The lead amendment defines a pensions dashboard. It would require the single financial guidance body to provide for the public a pensions dashboard as part of its pension guidance function.

The idea of a pensions dashboard as a one-stop shop, enabling people to look at their pension scheme assets in one place, has been considered for a long time. We should have introduced one years ago. Many people across the country have very little idea of the value of their pension schemes—they may be in multiple schemes, and as a result they may have no idea what the returns might be. Pensions are a grey area for millions of people who believe they do not need to worry about it in the here and now, and that they will be able to deal with it when the time comes, but that is simply not the best or the most productive approach.

If someone has a solid awareness of the state their pension schemes, they have a much better insight into their future earnings after they retire, and they know whether they should put more—or perhaps, on occasion, less—money into their pension pot now. Crucially, this is about getting people to look forward and save for the future. A person moving jobs may have up to 11 small pension pots—that was the case for somebody I encountered recently—but perhaps only one provider has up-to-date details about them.

Government policy needs to be clear about whether and how the use of the dashboard can measurably reduce the small pots problem, and improve the position of savers whose funds are sitting in legacy products that offer poor value. We should introduce a pensions dashboard as a single public service dashboard overseen and hosted by the new single financial guidance body. It should be a safe viewing place, where an individual can see all the necessary information on their state and other pensions savings.

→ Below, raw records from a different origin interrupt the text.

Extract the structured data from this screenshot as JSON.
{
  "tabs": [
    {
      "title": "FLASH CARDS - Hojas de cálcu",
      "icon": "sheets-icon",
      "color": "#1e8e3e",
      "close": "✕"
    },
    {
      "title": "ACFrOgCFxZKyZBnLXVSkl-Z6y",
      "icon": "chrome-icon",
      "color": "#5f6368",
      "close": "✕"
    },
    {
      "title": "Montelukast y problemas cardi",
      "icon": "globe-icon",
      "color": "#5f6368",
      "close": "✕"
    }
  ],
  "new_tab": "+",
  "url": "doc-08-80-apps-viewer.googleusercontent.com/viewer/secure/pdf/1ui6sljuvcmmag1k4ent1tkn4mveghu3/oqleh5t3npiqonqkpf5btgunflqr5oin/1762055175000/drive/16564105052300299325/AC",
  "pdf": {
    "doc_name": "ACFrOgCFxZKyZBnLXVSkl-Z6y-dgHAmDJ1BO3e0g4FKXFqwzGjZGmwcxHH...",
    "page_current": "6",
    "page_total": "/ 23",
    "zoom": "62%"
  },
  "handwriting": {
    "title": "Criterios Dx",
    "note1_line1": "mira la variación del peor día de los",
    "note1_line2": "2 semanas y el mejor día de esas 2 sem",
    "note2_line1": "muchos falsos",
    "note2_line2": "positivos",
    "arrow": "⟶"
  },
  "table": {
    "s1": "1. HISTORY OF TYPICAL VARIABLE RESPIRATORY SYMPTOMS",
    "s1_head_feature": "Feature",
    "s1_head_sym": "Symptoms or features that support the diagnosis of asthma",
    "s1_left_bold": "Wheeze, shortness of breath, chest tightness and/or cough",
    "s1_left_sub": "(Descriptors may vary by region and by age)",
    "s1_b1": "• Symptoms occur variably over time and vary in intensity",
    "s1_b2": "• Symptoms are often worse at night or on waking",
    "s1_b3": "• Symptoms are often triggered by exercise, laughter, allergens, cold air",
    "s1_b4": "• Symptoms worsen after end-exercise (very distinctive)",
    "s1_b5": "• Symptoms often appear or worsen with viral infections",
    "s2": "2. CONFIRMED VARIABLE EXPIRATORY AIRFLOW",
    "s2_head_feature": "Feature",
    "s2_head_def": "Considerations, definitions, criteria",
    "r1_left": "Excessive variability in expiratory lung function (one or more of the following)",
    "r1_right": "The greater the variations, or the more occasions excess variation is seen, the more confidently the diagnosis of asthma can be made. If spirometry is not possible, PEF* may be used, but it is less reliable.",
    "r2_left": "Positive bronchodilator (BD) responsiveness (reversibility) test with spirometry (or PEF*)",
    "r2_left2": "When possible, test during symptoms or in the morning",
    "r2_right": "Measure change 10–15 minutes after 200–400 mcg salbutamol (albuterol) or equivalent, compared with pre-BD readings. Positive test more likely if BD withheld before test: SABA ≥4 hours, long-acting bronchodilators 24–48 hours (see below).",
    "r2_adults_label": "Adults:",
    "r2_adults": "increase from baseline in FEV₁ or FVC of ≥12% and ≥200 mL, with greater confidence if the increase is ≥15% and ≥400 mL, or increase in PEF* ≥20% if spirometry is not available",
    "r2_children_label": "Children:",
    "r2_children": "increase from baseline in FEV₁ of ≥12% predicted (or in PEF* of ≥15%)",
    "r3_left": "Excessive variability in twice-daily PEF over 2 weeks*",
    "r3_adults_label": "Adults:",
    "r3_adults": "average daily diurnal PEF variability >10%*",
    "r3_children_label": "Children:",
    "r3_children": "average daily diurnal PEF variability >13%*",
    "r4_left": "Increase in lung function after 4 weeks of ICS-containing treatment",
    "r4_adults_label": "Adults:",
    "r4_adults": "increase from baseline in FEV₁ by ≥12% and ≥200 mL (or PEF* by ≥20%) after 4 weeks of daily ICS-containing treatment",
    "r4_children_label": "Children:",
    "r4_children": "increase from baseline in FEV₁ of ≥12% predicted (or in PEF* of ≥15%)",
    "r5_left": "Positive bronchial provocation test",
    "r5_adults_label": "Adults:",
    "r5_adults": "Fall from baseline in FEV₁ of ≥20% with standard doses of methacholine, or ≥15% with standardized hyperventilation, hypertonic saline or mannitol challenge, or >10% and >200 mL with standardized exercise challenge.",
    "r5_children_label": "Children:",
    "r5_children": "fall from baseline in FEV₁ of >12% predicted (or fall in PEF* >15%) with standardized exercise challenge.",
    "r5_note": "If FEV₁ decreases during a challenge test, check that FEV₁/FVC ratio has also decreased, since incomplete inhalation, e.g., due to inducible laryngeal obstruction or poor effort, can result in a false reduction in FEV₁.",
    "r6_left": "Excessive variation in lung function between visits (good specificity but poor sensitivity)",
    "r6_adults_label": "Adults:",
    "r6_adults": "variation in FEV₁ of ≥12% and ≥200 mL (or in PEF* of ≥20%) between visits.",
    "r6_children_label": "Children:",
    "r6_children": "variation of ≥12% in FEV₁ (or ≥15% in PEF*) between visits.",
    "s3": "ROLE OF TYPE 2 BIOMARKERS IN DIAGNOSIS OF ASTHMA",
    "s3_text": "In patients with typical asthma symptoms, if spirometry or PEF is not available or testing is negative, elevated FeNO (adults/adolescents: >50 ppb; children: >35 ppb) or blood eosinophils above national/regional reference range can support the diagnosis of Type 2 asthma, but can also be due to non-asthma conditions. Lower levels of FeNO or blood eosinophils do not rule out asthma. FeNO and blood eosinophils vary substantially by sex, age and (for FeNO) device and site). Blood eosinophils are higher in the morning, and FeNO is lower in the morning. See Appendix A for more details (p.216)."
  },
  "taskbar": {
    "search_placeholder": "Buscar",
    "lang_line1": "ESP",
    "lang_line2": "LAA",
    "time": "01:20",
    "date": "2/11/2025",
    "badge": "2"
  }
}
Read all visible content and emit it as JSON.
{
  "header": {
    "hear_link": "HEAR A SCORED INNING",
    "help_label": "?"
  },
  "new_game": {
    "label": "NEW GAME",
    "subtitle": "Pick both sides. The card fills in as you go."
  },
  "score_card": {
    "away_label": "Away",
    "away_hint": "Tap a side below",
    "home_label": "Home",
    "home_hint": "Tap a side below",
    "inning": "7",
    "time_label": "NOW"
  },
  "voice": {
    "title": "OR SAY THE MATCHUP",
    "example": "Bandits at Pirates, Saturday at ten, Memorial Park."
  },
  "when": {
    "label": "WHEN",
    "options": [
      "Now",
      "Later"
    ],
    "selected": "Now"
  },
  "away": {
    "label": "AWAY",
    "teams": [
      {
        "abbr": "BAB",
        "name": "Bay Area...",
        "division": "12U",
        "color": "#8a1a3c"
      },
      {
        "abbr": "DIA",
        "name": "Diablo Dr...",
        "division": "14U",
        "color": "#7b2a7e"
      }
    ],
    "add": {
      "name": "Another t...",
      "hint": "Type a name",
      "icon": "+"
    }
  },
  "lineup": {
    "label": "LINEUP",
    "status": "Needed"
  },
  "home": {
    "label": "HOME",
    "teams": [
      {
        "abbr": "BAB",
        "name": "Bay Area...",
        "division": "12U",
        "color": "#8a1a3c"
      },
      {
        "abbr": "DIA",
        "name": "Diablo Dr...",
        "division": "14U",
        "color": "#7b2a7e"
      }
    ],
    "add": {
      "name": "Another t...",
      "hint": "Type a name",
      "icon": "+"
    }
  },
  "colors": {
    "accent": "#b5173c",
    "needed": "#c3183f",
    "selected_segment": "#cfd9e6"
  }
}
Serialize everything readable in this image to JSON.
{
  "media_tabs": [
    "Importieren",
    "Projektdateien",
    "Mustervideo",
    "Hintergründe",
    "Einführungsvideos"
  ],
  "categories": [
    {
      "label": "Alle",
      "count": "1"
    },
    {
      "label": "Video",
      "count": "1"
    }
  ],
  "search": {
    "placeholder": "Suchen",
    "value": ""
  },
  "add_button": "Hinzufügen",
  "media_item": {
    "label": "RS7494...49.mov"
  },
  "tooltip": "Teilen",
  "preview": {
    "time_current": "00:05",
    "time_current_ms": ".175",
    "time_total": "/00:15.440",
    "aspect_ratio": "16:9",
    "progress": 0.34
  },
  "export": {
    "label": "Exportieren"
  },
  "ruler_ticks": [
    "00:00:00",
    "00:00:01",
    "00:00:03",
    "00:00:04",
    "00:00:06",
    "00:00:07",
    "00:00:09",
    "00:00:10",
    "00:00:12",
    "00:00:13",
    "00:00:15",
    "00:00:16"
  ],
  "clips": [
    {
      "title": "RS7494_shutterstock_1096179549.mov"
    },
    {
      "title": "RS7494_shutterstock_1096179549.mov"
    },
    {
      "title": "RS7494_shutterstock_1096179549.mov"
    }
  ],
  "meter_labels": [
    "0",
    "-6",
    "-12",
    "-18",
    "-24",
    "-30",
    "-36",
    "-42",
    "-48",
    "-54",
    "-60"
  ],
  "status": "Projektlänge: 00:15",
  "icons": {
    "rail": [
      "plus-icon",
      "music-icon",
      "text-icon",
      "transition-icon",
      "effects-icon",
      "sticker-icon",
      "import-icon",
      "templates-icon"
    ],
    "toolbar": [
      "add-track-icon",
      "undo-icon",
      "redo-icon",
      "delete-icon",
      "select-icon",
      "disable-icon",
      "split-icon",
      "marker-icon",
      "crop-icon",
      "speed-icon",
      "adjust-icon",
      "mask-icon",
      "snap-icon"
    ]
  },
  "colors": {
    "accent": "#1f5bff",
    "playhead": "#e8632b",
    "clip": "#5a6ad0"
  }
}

Although we did not press the amendment to a vote on Second Reading—indeed, depending on the Minister’s response, we may not do so today—we raised this issue because we urge the Government to look at making it a statutory duty, including for pension providers, to engage with the publicly owned dashboard, and thus to ensure that everyone has a complete picture of their pension situation when using it. The data should only be visible one way. Pension providers should not be able to see an individual’s pension dashboard. They must, however, be obliged to provide data towards it. If the direction of travel is in favour of a pensions dashboard—if that is common ground—the issue of what I describe as a duty to co-operate with the new mechanism is of the highest importance. If the dashboard is to be successful, all providers must release their data into it, although there still are some big, significant questions to be answered about governance, implementation and consumer protection —I would be the first to accept that—before the Government can move to compel all providers to provide the data that the industry is calling for.

Within the dashboard, there should be a pension finder service—an engine that sends out messages to search the records of all providers and schemes to see whether there is a match for the customer’s details. The engine would then collect that data to populate the consumer’s front-end viewing space.

The data of millions would be accessible through the dashboard, so I stress again: high standards, tough regulation and sound governance will be required to ensure that there is no abuse of a mechanism that is absolutely crucial to help people plan for the future. There are problems to be overcome, but a dashboard can make pensions guidance more effective. Individuals would have greater knowledge, which would improve the guidance conversation, with less time spent on working out what people have and more on giving the quality guidance that they need.

The direction of travel is common ground. We ask the Minister to brief the Committee on where the Government’s plans have reached, and I will respond accordingly.